I received this book free from Netgalley in exchange for an honest review. This does not affect my opinion of the book or the content of my review.The Philosopher and the Wolf: Lessons in Love, Death, and Happiness by Mark Rowlands
Published by Pegasus Books on June 14, 2011
Genres: Memoir, Non-Fiction, Philosophy
This fascinating book charts the relationship between Mark Rowlands, a rootless philosopher, and Brenin, his well-traveled wolf. After acquiring Brenin as a cub, it quickly became apparent that Breinin was never to be left alone, as the consequences to Mark's house and its contents were dire. As a result, Brenin and Mark went everywhere together-from classroom lecture to Ireland, England, and France. More than just an exotic pet, Brenin exerted an immense influence on Rowlands as both a person, and, strangely enough, as a philosopher, leading him to re-evaluate his attitude to love, happiness, nature and death. By turns funny (what do you do when your wolf eats your air-conditioning unit?) and poignant, this life-affirming book will make you reappraise what it means to be human.
This book is part memoir, part story of the 11 years spent with his wolf named Brenin and the impression that he made on his life, and part philosophical interpretation of what it means to be human. I can’t claim to be a true lover of Philosophy; however, this book and the author’s writing style kept me engaged. The novels main emphasis tends to focus on the differences between men and wolves from a philosophical stand point. Not only his personal philosophical views but also various different philosophers’ and how their opinions and views apply to certain situations.
The book does not consistently tell the story of his life with Brenin, rather there are bits and pieces interspersed throughout the book with philosophical concepts in between. I would have liked to see more time spent on the connection between him and Brenin because their relationship was pretty amazing.

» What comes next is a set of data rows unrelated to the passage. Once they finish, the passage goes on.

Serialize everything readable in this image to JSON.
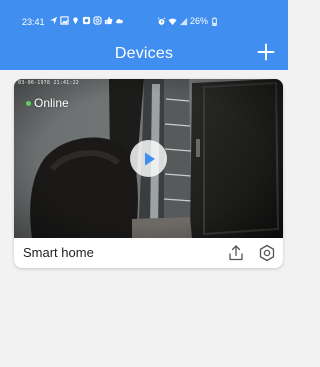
{
  "status_bar": {
    "time": "23:41",
    "battery": "26%"
  },
  "header": {
    "title": "Devices",
    "add_icon": "plus-icon"
  },
  "devices": [
    {
      "name": "Smart home",
      "status": "Online",
      "status_color": "#5bd35b",
      "timestamp": "03-06-1978 21:41:22",
      "actions": [
        "share-icon",
        "settings-icon"
      ]
    }
  ],
  "colors": {
    "accent": "#3f8ef0",
    "background": "#f2f2f2"
  }
}
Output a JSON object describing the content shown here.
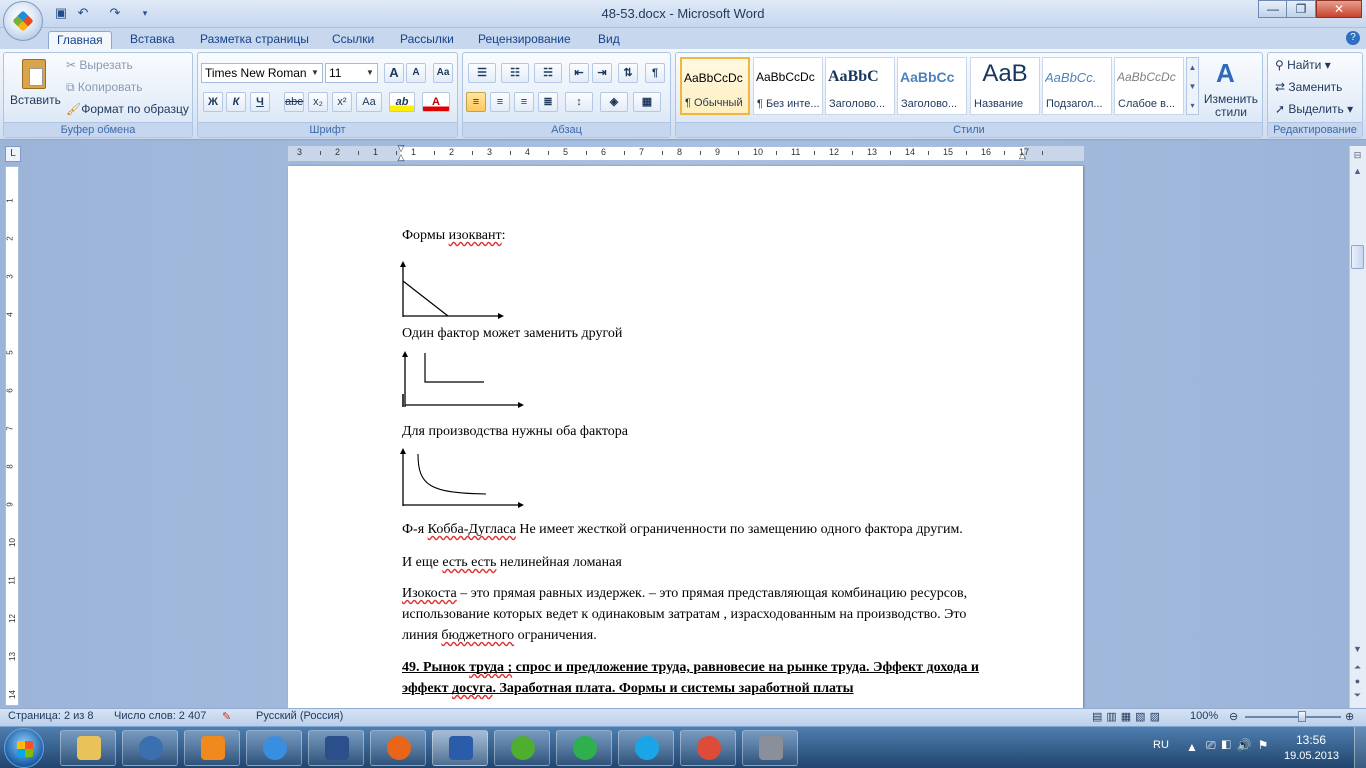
{
  "window": {
    "title": "48-53.docx - Microsoft Word",
    "controls": {
      "minimize": "—",
      "maximize": "❐",
      "close": "✕"
    }
  },
  "quick_access": [
    "save-icon",
    "undo-icon",
    "redo-icon",
    "customize-icon"
  ],
  "tabs": [
    "Главная",
    "Вставка",
    "Разметка страницы",
    "Ссылки",
    "Рассылки",
    "Рецензирование",
    "Вид"
  ],
  "active_tab": "Главная",
  "ribbon": {
    "clipboard": {
      "label": "Буфер обмена",
      "paste": "Вставить",
      "cut": "Вырезать",
      "copy": "Копировать",
      "format_painter": "Формат по образцу"
    },
    "font": {
      "label": "Шрифт",
      "font_name": "Times New Roman",
      "font_size": "11",
      "grow": "A",
      "shrink": "A",
      "clear": "Aa",
      "bold": "Ж",
      "italic": "К",
      "underline": "Ч",
      "strike": "abe",
      "subscript": "x₂",
      "superscript": "x²",
      "case": "Aa",
      "highlight": "ab",
      "color": "A"
    },
    "paragraph": {
      "label": "Абзац",
      "show_marks": "¶"
    },
    "styles": {
      "label": "Стили",
      "items": [
        {
          "preview": "AaBbCcDc",
          "name": "¶ Обычный"
        },
        {
          "preview": "AaBbCcDc",
          "name": "¶ Без инте..."
        },
        {
          "preview": "AaBbC",
          "name": "Заголово..."
        },
        {
          "preview": "AaBbCc",
          "name": "Заголово..."
        },
        {
          "preview": "AaB",
          "name": "Название"
        },
        {
          "preview": "AaBbCc.",
          "name": "Подзагол..."
        },
        {
          "preview": "AaBbCcDc",
          "name": "Слабое в..."
        }
      ],
      "change_styles": "Изменить стили"
    },
    "editing": {
      "label": "Редактирование",
      "find": "Найти",
      "replace": "Заменить",
      "select": "Выделить"
    }
  },
  "ruler": {
    "h_ticks": [
      "3",
      "2",
      "1",
      "1",
      "2",
      "3",
      "4",
      "5",
      "6",
      "7",
      "8",
      "9",
      "10",
      "11",
      "12",
      "13",
      "14",
      "15",
      "16",
      "17"
    ],
    "v_ticks": [
      "1",
      "2",
      "3",
      "4",
      "5",
      "6",
      "7",
      "8",
      "9",
      "10",
      "11",
      "12",
      "13",
      "14"
    ]
  },
  "document": {
    "p1": "Формы изоквант:",
    "p2": "Один фактор может заменить другой",
    "p3": "Для производства нужны оба фактора",
    "p4": "Ф-я Кобба-Дугласа Не имеет жесткой ограниченности по замещению одного  фактора другим.",
    "p5": "И еще есть есть нелинейная ломаная",
    "p6a": "Изокоста – это прямая равных издержек. – это прямая представляющая комбинацию ресурсов,",
    "p6b": "использование которых ведет к одинаковым затратам , израсходованным на производство. Это",
    "p6c": "линия бюджетного ограничения.",
    "h1a": "49. Рынок труда ; спрос и предложение труда, равновесие на рынке труда. Эффект дохода и",
    "h1b": "эффект  досуга. Заработная плата. Формы и системы заработной платы"
  },
  "status": {
    "page": "Страница: 2 из 8",
    "words": "Число слов: 2 407",
    "language": "Русский (Россия)",
    "zoom": "100%",
    "zoom_level": 100
  },
  "taskbar": {
    "apps": [
      "explorer-icon",
      "hp-icon",
      "media-player-icon",
      "internet-explorer-icon",
      "task-icon",
      "firefox-icon",
      "word-icon",
      "utorrent-icon",
      "mail-agent-icon",
      "skype-icon",
      "chrome-icon",
      "camera-icon"
    ],
    "lang": "RU",
    "time": "13:56",
    "date": "19.05.2013"
  }
}
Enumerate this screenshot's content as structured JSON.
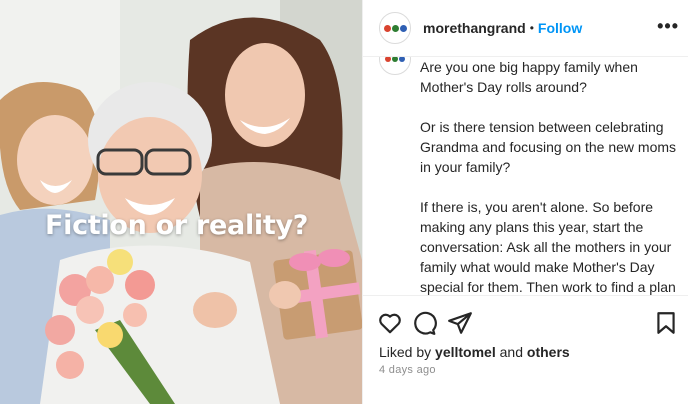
{
  "media": {
    "overlay_text": "Fiction or reality?"
  },
  "header": {
    "username": "morethangrand",
    "separator": "•",
    "follow_label": "Follow",
    "more_label": "•••",
    "avatar_colors": [
      "#d9432f",
      "#2e7d32",
      "#2f5fb3"
    ]
  },
  "caption": {
    "paragraphs": [
      "Are you one big happy family when Mother's Day rolls around?",
      "Or is there tension between celebrating Grandma and focusing on the new moms in your family?",
      "If there is, you aren't alone. So before making any plans this year, start the conversation: Ask all the mothers in your family what would make Mother's Day special for them. Then work to find a plan that makes everyone feel loved and"
    ]
  },
  "actions": {
    "like_icon": "heart-icon",
    "comment_icon": "comment-icon",
    "share_icon": "share-icon",
    "save_icon": "bookmark-icon"
  },
  "likes": {
    "prefix": "Liked by",
    "user": "yelltomel",
    "and": "and",
    "others": "others"
  },
  "time_ago": "4 days ago",
  "colors": {
    "follow": "#0095f6",
    "text": "#262626",
    "muted": "#8e8e8e"
  }
}
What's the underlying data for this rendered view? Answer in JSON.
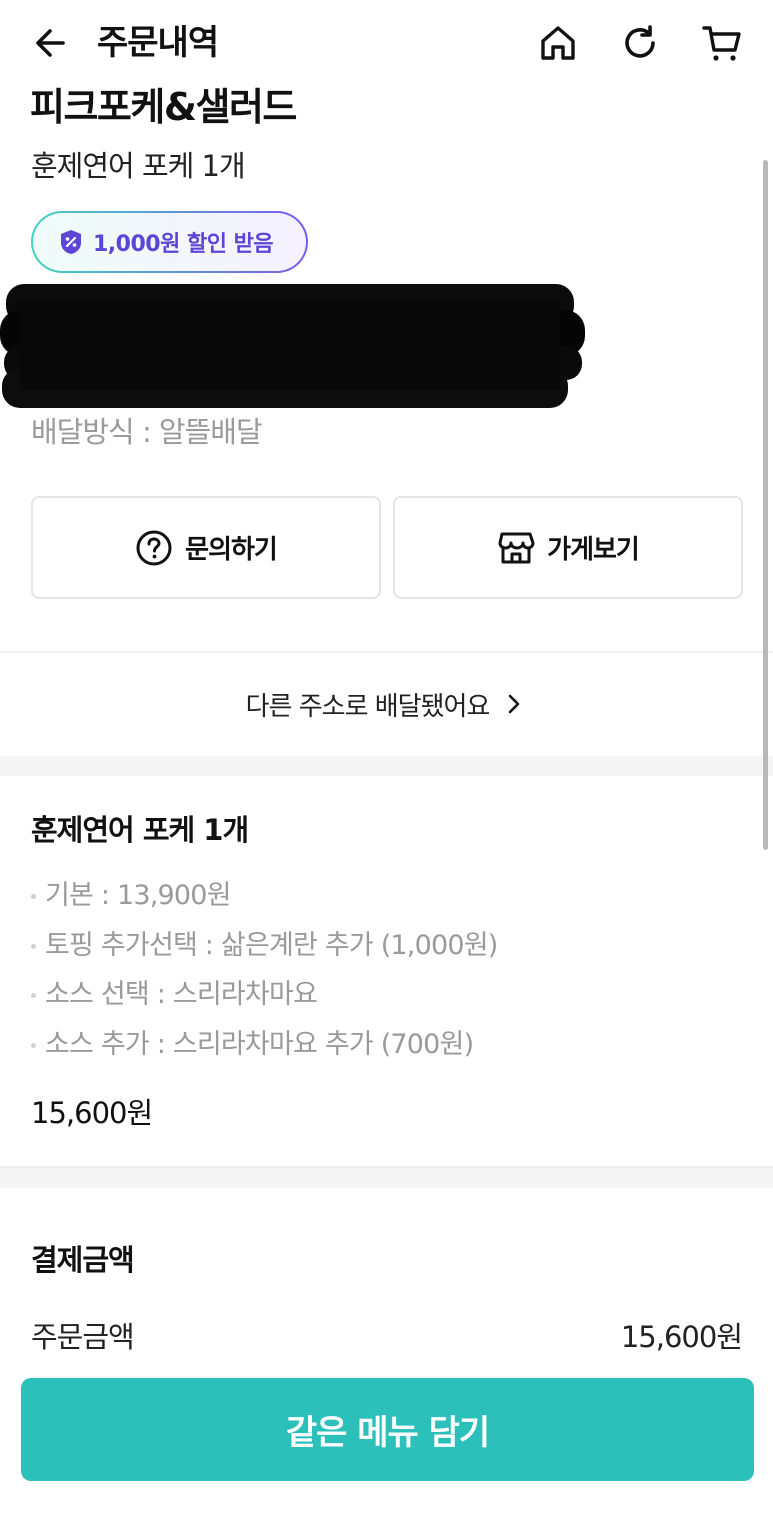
{
  "header": {
    "title": "주문내역",
    "back_icon": "arrow-left-icon",
    "home_icon": "home-icon",
    "refresh_icon": "refresh-icon",
    "cart_icon": "cart-icon"
  },
  "order": {
    "store_name": "피크포케&샐러드",
    "summary": "훈제연어 포케 1개",
    "discount_badge": "1,000원 할인 받음",
    "delivery_method": "배달방식 : 알뜰배달"
  },
  "actions": {
    "inquiry_label": "문의하기",
    "store_label": "가게보기"
  },
  "other_address": {
    "label": "다른 주소로 배달됐어요"
  },
  "item": {
    "title": "훈제연어 포케 1개",
    "options": [
      "기본 : 13,900원",
      "토핑 추가선택 : 삶은계란 추가 (1,000원)",
      "소스 선택 : 스리라차마요",
      "소스 추가 : 스리라차마요 추가 (700원)"
    ],
    "price": "15,600원"
  },
  "payment": {
    "title": "결제금액",
    "order_amount_label": "주문금액",
    "order_amount_value": "15,600원"
  },
  "cta": {
    "label": "같은 메뉴 담기"
  },
  "colors": {
    "accent": "#2bc0b9",
    "badge_text": "#5b46d6",
    "muted_text": "#9a9a9a"
  }
}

“But when I remember Brenin, I remember also that what is most important is the you that remains when your calculations fail – when the schemes you have schemed shudder to a halt, and the lies you have lied stick in your throat. In the end, it’s all luck – all of it – and the gods can take away your luck as quickly as they confer it. What is most important is the person you are when your luck runs out.”
The novel was very intellectually stimulating; I just wish I had more knowledge of philosophy in order for me to be able to truly appreciate it. Insightful, nonetheless, and I did enjoy the experience.